Thursday, August 22, 2013

Plane Intimacy

 Perfect Board--Part 1

Last Saturday, Jim Budlong introduced the Perfect Board exercise.  This is a slow, tortuous process that begins with taking a piece of wood, ripping it with a bandsaw, and then using only the handplanes we just made, we must flatten and square the edges for a perfect fit.  Initially this didn't sound so difficult but after a couple of hours of planing, well mostly tuning up our planes, most of us were beginning to realize just how challenging this exercise really was.

At the end of the day, 8 hours later, only a handful of students were successful.  Gloom hung over my world as I left for the evening.  To brighten it up, I headed over to Piaci's, Fort Bragg's best communal spot to get a great pizza, where if you show up alone, it's guaranteed someone will talk to you....even when all you want to do is drown yourself in your sorrows.  Yes, the man next to me wanted to talk.  What about?  The woodworking program.  He seemed like such a nice I didn't tell him about the perfect board workout.
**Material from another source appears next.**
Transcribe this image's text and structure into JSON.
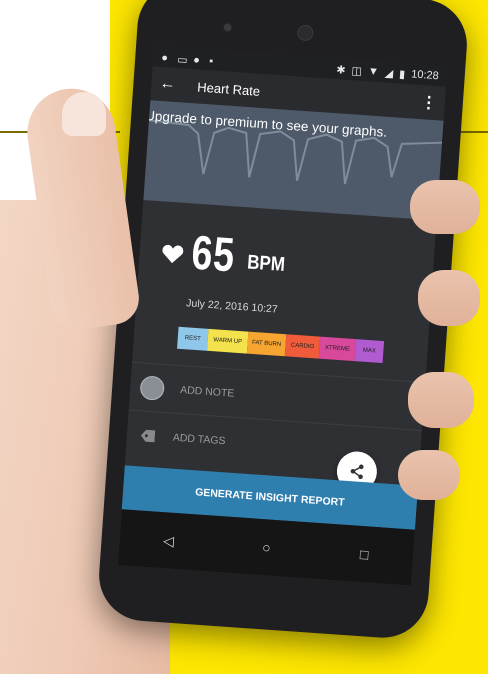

Monday.  It was Laura Mays' turn to put up with my fussiness regarding my board.  I was hoping the "new" teacher on the block would be easier than Jim.  Not a chance.  It took me another 4 hours before I finally got her approval.

And this was only the first step to making a perfect board......

Monday, August 19, 2013

Never A Dull Moment

When my mother lived in Hawaii and I called to check up on her life there, she always said it was "just another day in Paradise".  That's how I feel about my stay in Fort Bragg, Ca. and the 9-month woodworking program here.  Instead of my feet in the sand, I have sawdust under my shoes and there's no better place I would rather be.  Plus, I live two doors down from the beach so not a bad beginning to my retirement.

Week 1:

It's all about getting out plane irons sharp.  If they're dull, there's no way anything is going to get made in the coming weeks.  Along with the irons, is the body of the plane.

Five years ago, I took the Tools and Techniques summer class and made these two planes: smoothing and a jointer.  Dull blades, poor cross pin alignment, and a lopsided wedge meant neither one worked well and, thus, they sat in my tool cabinet as reminders of the skills I needed to work on.  Instead of putting time and energy into improving those skills, I went for the pocket book and purchased some very nice guaranteed-to-work hand planes.  Happy woodworker but one who was lacking in skills.

Fast forward to the nine-month woodworking program and it's time to learn the correct ways in which to do all things concerning wood.

The cross pin is parallel to where the blade sits and my wedge fits perfectly!  Magic.  Not so lucky on the next plane but with a few adjustments with the side of the body, I was able to line that up too.  Knowing how to fix the "fixable" is so valuable!

Now a bit of shaping the plane so that it fits my hand.  Not only is it pretty but it feels soooo good!

After six 8-hour days of continuous woodwork, I finally noticed a cute pinup in the women's bathroom.